Find every line below with the word "value" in it, and copy each one.

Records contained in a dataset
■ ■ ■ ■

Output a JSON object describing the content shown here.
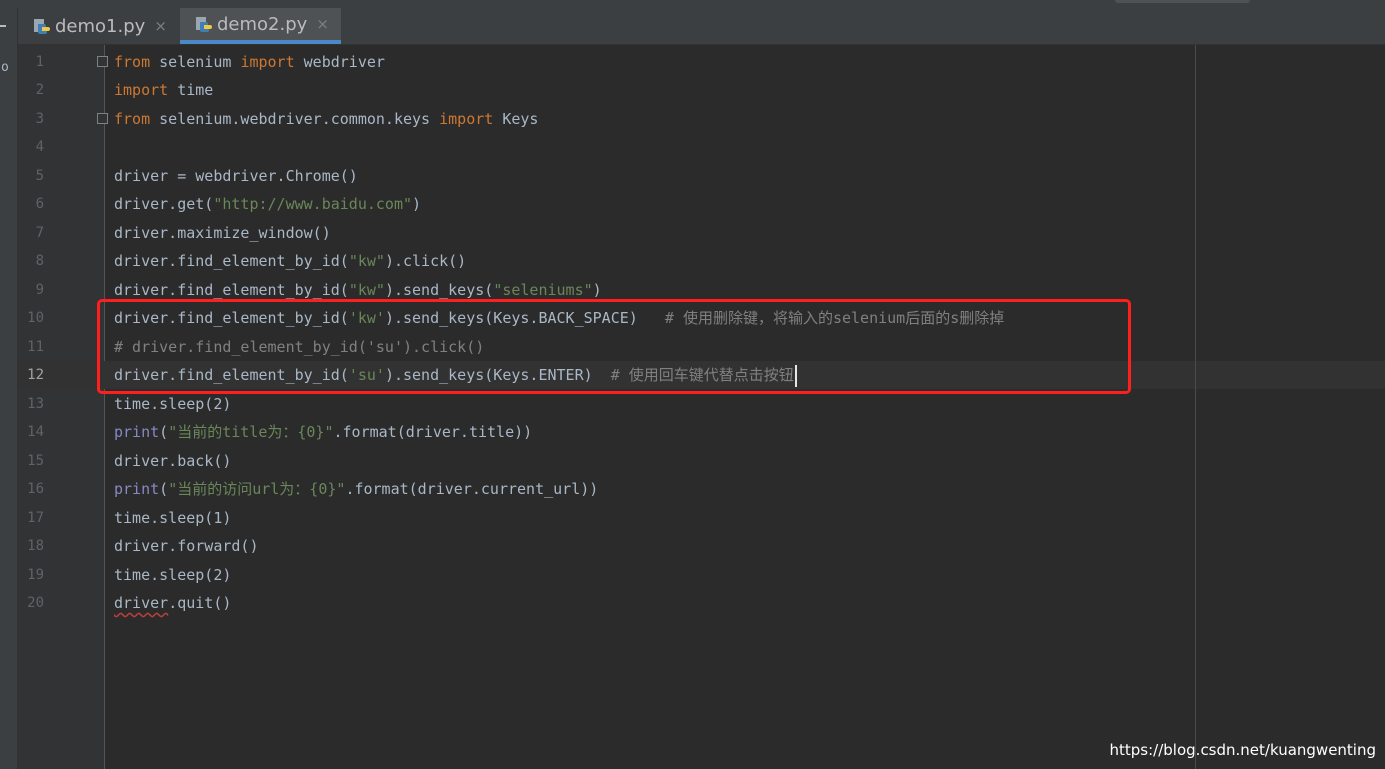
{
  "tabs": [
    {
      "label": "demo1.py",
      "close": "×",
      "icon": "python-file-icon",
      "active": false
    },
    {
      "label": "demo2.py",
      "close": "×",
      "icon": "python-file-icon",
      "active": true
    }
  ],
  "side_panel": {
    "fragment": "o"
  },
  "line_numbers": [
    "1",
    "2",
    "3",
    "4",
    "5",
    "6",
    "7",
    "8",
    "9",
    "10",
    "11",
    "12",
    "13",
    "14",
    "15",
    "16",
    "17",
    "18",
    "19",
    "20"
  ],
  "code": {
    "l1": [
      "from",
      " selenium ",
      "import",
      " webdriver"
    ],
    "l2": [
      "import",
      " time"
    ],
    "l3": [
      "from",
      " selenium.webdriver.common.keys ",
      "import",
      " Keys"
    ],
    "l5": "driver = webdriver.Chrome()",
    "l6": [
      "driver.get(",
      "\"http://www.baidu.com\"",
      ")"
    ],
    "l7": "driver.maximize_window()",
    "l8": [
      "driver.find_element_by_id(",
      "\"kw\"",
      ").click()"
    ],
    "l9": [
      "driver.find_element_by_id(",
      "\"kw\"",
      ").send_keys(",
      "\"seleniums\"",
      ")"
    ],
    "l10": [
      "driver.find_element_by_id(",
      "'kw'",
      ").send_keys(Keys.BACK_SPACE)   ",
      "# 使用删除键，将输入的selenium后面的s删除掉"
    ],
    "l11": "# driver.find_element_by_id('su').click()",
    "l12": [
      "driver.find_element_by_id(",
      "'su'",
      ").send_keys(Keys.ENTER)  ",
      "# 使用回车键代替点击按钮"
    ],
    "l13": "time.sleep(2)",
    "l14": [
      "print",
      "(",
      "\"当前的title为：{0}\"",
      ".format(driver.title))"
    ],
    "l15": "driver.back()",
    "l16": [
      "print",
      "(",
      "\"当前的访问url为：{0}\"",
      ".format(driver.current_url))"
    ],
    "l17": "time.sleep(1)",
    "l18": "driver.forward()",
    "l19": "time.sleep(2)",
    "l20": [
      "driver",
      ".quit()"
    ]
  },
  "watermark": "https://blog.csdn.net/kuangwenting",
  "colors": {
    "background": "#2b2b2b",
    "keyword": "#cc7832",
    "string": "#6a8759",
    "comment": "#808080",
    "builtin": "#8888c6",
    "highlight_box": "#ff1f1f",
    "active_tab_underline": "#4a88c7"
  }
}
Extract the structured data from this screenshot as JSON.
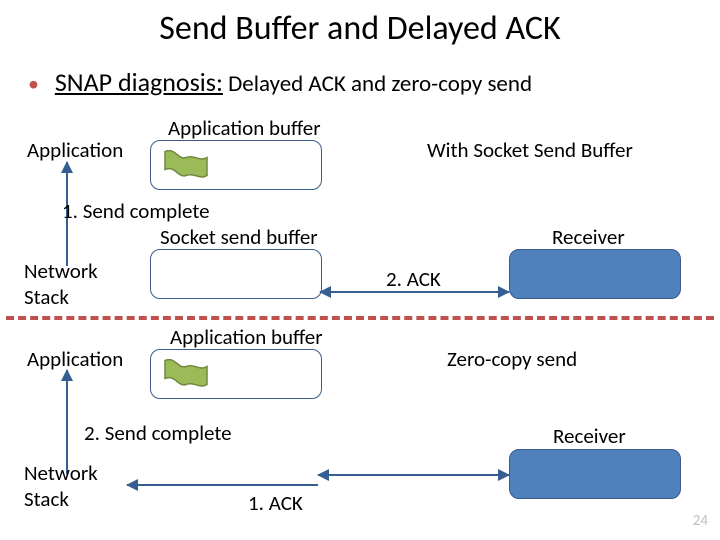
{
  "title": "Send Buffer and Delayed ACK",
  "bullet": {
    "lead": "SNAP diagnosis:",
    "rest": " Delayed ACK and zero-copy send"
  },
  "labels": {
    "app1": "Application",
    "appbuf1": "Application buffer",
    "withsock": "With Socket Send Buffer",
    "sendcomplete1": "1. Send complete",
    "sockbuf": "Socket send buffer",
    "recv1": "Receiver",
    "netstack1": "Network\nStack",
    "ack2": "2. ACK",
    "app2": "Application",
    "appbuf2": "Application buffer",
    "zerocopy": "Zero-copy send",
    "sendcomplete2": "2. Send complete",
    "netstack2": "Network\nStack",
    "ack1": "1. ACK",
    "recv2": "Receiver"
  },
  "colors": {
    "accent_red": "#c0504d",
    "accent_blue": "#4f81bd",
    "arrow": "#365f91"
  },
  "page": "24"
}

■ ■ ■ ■

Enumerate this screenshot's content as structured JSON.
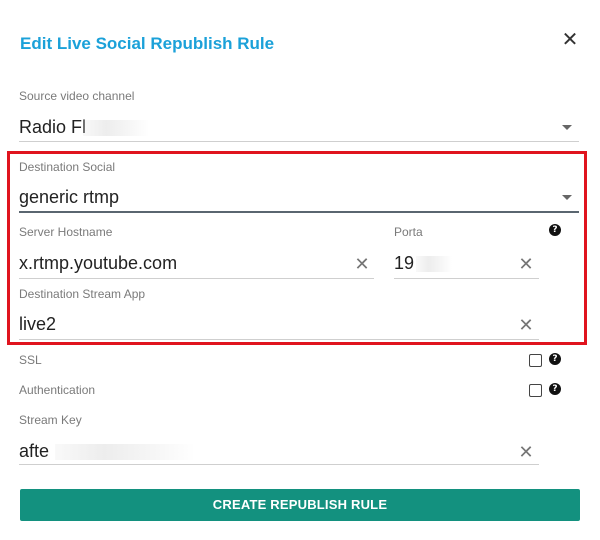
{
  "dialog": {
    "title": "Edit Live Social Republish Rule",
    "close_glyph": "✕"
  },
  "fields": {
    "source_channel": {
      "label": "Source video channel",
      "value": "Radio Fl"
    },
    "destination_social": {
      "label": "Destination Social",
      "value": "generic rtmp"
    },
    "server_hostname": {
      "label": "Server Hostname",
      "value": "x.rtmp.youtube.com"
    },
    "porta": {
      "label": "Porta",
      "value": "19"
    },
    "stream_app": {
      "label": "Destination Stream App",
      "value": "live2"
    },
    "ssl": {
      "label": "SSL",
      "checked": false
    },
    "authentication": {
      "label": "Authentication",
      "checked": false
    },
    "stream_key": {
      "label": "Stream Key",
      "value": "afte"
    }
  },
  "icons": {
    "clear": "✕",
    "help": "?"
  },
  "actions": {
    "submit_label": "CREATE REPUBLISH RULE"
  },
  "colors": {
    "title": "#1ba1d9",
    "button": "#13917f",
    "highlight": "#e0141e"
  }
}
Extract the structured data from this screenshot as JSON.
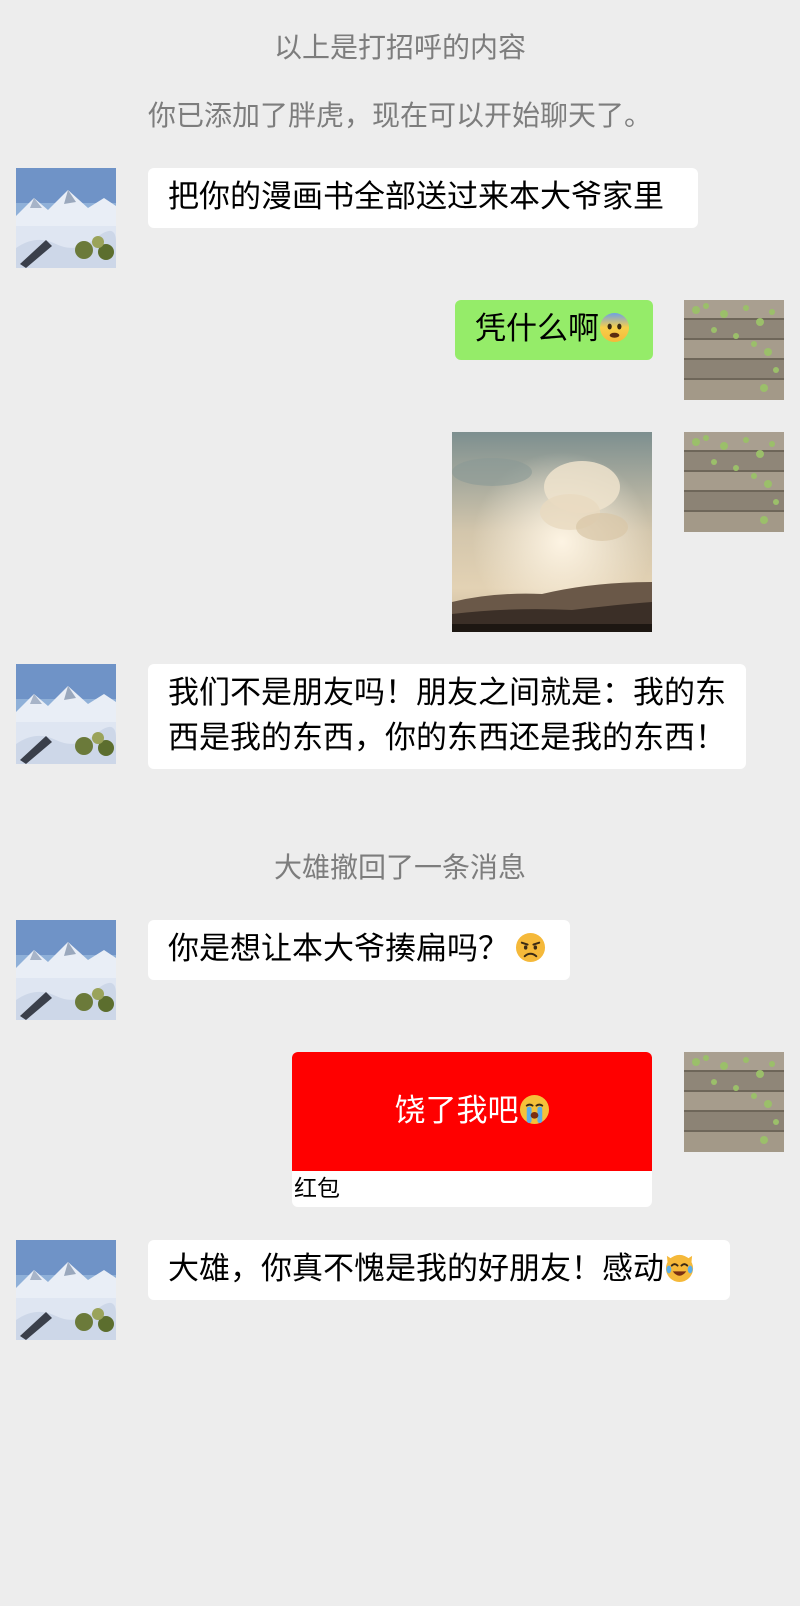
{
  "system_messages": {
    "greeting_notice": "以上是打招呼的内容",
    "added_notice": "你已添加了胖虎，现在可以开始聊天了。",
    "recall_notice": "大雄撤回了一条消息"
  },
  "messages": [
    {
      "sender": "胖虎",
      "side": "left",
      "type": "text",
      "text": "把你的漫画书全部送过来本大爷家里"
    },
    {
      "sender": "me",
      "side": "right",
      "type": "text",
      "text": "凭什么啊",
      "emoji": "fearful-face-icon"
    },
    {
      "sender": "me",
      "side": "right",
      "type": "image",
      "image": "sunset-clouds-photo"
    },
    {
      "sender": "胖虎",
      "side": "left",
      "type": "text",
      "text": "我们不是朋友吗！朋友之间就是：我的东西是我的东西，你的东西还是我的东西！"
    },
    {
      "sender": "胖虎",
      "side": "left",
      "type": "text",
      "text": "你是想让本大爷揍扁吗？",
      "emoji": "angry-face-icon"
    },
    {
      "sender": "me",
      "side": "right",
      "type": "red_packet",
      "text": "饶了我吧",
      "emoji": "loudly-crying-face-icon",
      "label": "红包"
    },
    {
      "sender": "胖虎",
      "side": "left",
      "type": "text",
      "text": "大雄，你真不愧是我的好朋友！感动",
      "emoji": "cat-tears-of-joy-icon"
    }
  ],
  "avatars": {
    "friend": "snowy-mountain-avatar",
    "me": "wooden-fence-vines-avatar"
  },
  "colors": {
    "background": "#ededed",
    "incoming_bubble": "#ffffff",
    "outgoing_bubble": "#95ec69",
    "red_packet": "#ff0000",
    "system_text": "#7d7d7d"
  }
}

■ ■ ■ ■

Response to the exercise:
      "value": "Radio Fl"
      "value": "generic rtmp"
      "value": "x.rtmp.youtube.com"
      "value": "19"
      "value": "live2"
      "value": "afte"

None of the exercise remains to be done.